● What to work on:
Below are some entries. Copy each line in them that holds "value".
◆ ◆ ◆ ◆
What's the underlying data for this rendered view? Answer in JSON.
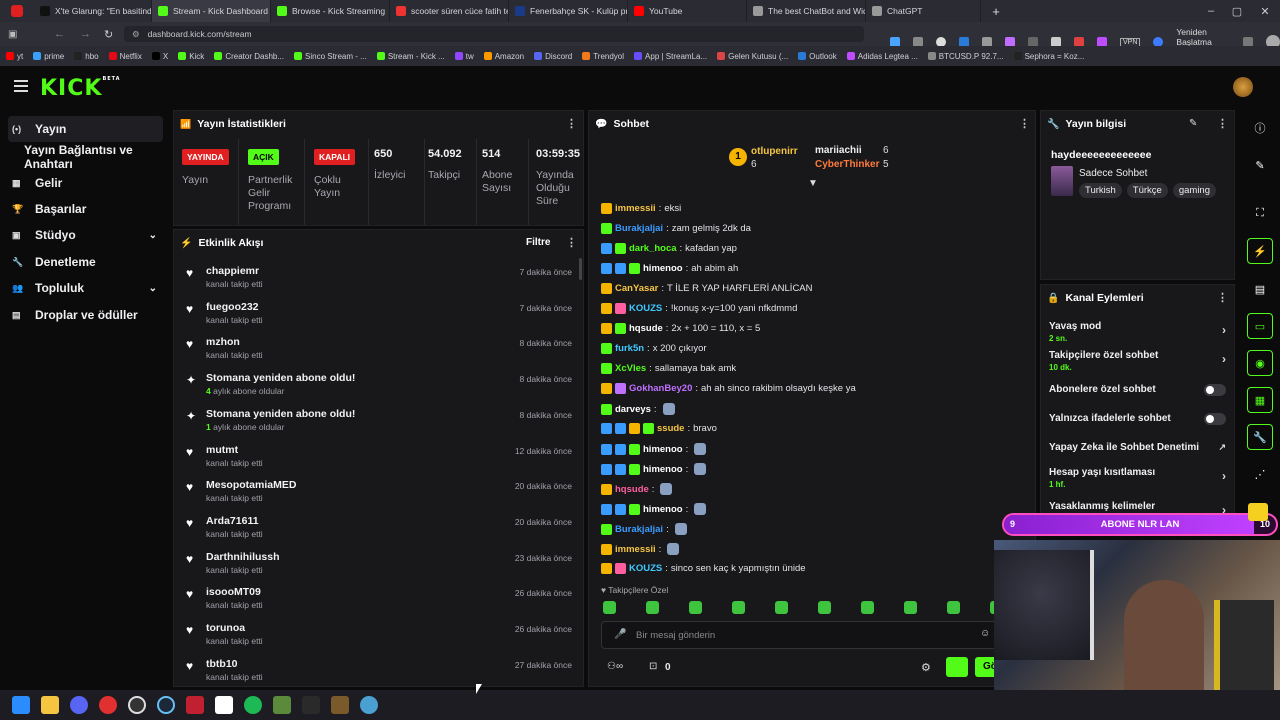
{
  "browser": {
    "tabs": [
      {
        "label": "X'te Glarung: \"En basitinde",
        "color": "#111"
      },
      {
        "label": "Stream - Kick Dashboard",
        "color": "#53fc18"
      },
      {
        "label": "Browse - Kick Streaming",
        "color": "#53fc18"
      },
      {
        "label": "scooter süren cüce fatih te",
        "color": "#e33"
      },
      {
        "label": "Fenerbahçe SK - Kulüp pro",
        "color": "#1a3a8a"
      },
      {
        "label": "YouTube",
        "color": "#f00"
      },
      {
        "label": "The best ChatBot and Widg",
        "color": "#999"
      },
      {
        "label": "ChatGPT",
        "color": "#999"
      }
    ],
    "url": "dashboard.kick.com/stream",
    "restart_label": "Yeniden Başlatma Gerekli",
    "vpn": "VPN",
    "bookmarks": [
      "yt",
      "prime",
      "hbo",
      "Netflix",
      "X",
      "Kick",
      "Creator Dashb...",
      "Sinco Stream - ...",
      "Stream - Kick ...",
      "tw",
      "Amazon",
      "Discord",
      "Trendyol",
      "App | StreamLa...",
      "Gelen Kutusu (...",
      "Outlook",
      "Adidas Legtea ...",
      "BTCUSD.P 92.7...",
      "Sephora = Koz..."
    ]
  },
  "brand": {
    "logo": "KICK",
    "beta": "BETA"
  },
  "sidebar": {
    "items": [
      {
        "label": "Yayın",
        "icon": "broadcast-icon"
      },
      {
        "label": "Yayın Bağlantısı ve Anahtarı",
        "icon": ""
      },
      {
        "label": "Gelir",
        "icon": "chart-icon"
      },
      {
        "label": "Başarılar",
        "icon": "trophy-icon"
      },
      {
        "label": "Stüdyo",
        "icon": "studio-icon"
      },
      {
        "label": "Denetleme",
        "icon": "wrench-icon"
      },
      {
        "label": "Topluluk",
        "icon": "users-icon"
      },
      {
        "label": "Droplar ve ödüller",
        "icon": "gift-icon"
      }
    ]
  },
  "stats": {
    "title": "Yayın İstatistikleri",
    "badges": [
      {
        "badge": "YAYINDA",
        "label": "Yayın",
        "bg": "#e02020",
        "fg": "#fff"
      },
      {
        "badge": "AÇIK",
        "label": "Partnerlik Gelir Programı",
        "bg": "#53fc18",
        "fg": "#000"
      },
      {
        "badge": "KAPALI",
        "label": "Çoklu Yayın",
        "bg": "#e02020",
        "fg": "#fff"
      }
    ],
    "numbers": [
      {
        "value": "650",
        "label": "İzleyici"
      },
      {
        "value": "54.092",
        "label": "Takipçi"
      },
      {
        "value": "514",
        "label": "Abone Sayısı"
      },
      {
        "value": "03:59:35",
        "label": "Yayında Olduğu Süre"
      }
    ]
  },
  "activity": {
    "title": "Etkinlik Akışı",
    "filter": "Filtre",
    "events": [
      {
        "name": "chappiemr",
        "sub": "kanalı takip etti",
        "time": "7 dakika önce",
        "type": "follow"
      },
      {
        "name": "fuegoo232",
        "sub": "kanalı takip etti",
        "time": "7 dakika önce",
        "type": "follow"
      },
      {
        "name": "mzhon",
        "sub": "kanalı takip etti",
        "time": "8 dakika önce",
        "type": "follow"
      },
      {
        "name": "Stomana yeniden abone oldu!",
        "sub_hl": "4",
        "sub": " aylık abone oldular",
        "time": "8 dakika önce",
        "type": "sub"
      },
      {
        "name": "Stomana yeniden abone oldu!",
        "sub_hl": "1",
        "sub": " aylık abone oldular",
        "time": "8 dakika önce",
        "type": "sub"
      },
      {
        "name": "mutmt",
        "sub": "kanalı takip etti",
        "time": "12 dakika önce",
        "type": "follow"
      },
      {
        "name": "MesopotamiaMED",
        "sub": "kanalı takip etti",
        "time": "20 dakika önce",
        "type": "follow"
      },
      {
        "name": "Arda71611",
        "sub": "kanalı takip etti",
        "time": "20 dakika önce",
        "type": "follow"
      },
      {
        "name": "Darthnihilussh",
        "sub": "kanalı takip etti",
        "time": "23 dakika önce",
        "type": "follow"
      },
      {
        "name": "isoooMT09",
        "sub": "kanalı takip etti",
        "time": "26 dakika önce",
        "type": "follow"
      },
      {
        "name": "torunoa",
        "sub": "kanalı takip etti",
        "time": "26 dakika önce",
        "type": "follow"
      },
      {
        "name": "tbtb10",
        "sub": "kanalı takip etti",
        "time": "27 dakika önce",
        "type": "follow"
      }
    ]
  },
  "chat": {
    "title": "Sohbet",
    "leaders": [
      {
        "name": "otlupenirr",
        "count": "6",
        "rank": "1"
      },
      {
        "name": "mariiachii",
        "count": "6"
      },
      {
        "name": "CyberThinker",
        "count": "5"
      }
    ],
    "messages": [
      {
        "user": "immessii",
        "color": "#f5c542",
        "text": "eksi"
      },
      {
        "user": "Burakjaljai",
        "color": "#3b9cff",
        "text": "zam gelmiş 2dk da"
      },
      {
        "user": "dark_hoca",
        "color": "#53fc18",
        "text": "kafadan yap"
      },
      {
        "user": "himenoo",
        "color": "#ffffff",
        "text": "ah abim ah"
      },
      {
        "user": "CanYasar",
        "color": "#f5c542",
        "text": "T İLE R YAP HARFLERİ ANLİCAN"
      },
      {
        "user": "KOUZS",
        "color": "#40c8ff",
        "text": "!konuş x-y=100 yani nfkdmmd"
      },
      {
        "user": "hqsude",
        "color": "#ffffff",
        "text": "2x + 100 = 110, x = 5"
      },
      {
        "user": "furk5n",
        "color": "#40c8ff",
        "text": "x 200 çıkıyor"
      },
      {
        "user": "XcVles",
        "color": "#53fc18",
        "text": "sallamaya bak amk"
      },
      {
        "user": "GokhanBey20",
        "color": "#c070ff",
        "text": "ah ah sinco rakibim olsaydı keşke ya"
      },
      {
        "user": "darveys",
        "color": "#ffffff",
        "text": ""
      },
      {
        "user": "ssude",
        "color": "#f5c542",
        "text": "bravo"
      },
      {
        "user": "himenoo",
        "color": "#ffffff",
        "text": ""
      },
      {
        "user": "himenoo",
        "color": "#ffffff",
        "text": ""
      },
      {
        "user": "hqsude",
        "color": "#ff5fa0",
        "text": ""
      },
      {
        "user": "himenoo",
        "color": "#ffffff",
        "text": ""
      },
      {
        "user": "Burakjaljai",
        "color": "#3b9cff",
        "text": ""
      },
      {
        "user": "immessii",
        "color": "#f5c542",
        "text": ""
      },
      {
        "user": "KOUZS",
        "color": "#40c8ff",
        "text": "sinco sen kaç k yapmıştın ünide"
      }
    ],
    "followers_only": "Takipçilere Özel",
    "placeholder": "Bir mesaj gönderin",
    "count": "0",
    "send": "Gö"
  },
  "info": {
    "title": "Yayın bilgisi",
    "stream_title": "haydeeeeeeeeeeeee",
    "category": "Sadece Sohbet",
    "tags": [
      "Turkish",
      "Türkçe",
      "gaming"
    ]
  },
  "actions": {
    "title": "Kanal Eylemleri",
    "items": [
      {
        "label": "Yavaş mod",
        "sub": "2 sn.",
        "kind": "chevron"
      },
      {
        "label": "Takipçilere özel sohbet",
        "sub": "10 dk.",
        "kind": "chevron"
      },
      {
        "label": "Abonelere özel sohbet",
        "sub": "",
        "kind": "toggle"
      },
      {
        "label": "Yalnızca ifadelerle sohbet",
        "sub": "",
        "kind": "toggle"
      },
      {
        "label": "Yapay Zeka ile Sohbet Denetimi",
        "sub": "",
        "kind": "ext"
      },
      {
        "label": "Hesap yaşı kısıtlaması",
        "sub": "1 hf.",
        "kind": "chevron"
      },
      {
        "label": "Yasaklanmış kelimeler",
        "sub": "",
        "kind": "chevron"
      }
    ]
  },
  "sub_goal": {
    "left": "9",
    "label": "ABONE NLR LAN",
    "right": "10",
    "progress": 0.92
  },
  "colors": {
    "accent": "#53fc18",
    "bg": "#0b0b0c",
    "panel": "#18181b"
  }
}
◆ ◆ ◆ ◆
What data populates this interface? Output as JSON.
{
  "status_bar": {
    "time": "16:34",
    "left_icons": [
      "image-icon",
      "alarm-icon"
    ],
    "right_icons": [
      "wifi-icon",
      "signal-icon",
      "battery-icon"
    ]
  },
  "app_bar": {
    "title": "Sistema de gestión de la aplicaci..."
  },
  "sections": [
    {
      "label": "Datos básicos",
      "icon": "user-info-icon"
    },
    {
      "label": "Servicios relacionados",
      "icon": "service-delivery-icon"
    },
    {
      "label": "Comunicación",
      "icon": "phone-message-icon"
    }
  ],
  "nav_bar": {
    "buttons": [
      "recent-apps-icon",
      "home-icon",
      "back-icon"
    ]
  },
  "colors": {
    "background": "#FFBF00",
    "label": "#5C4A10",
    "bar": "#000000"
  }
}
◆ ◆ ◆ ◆
● Result for this task:
        "value": "650",
        "value": "54.092",
        "value": "514",
        "value": "03:59:35",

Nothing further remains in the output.